John Bagley’s name was immortalized by the naming of Bagley Street in his honor. Additionally, at the news of his death the Detroit News led an effort that raised $1,900 from its readers for the production of a statue of Bagley that stood on Campus Martius (near the present-day Kern Block) until the 1920s when it was given to The Detroit Institute of Arts to make room for commercial development on the site. Bagley also provided in his will for the erection of a public drinking fountain. Designed by the famed architect Henry Hobson Richardson (whose style of public architecture is seen most notably throughout Chicago’s business districts), the fountain still stands in downtown Detroit, an odd tribute to a man whose company produced a product that necessitated spitting!

The year 1937 was one of serious labor-industrial strife in Detroit, beginning with the famous General Motors Sit-down Strike of 1936-1937, in which the fledgling United Automobile Workers union brought mighty General Motors to a standstill and prompted the first labor agreement between the UAW and a Michigan automobile manufacturer. Many automobile companies followed suit, as the mere threat of a sit-down strike led them to the bargaining tables.

“Sitdowning” became a popular tactic among disgruntled workers, especially among the predominately female work force of Detroit’s tobacco companies. The most famous of the tobacco sit-down strikes took place at the Bernard Schwartz Company, founded in 1895 by its namesake, a Jewish immigrant.

Employing 400 in the manufacture of R.J. Dun Cigars, the company was one of Detroit’s well-known family-owned enterprises. When its workers sat down on their jobs in the spring of 1937, the Schwartz family turned to Detroit’s municipal leaders for assistance in removing the sit-downers from the shop.

The Detroit Police Deparment responded with heavily-armed officers whose brutal tactics in clearing the Schwartz factory was captured in newspaper photographs of the day and led to a labor-organized public protest in late March 1937 in Cadillac Square, the city’s largest outdoor gathering spot and a traditional area for public protests for generations of Detroiters.

Detroit’s tobacco industry began to die out toward the middle of the 20th century. By 1956 only three cigar manufacturers were listed in Detroit’s business directories, and by 1964 there was only one. Competition from enterprises elsewhere in the country, especially Ybor City, Florida, where Cuban immigrants made that city a center of American production of Cuban cigars, helped to close out Detroit’s years as the nation’s leading tobacco producer.
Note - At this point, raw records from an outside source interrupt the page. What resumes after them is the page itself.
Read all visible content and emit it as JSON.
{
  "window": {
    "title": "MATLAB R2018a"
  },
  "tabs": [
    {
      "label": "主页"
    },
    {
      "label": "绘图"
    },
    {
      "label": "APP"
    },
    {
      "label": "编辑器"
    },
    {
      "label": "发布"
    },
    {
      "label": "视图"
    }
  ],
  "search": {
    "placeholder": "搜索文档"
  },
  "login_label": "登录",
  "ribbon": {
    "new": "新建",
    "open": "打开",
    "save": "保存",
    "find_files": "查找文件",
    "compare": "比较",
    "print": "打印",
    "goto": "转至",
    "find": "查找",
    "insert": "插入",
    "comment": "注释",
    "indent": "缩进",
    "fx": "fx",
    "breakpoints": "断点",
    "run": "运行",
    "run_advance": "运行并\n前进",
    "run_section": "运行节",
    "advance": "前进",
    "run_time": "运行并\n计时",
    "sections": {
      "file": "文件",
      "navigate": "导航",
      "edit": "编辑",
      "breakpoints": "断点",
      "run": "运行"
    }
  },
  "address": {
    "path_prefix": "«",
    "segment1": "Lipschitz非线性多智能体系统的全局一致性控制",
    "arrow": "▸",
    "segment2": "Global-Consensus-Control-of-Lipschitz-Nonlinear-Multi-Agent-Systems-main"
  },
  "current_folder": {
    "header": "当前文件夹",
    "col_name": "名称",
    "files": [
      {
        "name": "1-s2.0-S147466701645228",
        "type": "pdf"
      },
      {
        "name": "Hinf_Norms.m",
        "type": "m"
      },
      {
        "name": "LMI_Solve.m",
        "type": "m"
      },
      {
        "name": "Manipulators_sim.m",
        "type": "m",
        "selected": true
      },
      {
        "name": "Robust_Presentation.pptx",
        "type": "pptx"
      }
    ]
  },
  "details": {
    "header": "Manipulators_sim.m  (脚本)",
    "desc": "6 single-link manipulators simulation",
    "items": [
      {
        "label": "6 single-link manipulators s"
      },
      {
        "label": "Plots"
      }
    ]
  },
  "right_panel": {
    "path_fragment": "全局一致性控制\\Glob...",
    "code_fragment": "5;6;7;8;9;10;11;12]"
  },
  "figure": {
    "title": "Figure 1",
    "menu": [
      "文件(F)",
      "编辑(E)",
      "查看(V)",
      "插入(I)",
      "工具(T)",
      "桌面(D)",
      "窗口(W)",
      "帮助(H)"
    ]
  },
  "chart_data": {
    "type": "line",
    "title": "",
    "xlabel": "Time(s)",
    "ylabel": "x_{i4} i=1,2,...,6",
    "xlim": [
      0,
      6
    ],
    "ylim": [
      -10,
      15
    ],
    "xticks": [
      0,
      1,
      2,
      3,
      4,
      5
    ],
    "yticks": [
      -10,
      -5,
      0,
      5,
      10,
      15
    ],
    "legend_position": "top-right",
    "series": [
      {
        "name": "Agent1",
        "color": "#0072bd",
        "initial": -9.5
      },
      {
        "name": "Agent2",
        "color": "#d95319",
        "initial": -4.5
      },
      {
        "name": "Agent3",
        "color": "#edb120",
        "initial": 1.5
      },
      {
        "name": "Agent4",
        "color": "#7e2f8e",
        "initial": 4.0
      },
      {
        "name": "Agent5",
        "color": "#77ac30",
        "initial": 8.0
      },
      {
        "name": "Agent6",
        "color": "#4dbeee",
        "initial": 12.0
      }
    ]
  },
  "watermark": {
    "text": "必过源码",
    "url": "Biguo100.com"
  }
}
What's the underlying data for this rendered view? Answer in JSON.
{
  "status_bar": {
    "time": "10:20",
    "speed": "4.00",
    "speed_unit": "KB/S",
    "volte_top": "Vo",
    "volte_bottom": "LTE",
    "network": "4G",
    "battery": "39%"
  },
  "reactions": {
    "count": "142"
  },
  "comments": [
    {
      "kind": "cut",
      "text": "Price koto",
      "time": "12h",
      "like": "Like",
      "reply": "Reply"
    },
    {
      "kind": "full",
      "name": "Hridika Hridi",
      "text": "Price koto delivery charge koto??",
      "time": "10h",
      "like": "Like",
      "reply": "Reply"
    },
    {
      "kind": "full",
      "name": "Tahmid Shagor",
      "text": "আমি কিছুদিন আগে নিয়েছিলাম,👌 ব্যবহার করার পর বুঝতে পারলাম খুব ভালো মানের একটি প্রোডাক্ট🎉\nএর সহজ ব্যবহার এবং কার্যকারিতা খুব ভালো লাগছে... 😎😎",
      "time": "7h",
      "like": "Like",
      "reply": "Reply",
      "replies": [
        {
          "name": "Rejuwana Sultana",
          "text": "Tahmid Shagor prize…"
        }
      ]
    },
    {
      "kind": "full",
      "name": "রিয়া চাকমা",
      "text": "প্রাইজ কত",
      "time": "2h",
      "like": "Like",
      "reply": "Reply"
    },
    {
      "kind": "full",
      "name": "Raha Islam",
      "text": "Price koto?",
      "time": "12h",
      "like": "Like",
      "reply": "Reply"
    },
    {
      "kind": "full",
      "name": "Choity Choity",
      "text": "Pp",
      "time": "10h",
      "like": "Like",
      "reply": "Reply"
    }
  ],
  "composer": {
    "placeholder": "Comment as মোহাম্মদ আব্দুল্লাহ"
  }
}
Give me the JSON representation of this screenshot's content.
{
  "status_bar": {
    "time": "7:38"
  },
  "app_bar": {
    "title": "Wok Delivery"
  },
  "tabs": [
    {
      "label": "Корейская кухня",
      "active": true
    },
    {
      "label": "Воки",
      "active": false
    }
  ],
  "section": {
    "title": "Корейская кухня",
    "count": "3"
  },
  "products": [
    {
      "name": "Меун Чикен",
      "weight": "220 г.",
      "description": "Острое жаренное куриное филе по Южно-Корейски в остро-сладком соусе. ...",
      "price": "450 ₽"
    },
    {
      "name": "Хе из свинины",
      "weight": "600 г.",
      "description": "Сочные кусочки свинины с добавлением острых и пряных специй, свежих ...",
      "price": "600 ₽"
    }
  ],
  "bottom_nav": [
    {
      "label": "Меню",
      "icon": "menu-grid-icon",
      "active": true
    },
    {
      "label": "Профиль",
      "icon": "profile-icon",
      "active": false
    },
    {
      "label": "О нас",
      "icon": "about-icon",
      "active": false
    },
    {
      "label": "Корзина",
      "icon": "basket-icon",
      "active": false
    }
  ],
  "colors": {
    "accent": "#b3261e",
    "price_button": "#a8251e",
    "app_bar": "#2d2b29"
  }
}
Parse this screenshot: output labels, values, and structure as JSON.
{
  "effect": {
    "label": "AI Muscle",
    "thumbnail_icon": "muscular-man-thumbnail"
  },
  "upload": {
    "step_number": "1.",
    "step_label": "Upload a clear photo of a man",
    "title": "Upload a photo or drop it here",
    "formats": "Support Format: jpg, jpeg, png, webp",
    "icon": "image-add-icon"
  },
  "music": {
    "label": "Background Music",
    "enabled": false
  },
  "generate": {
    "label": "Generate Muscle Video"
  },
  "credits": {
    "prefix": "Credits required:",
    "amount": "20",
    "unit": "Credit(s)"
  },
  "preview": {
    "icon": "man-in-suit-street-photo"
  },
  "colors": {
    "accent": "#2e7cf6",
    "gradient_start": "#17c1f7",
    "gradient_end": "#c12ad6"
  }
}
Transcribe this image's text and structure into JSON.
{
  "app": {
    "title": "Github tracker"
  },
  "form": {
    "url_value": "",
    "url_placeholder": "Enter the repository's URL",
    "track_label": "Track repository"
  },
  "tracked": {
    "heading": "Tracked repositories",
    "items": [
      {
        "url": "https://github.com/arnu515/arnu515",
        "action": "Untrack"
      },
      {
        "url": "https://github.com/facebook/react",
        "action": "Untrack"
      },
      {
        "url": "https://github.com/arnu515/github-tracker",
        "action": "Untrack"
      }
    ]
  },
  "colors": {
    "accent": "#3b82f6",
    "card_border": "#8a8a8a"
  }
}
Image Cigar workers sit down at the Mozier Cressman Cigar Company in 1937.

By Thomas L. Jones / special to The Detroit News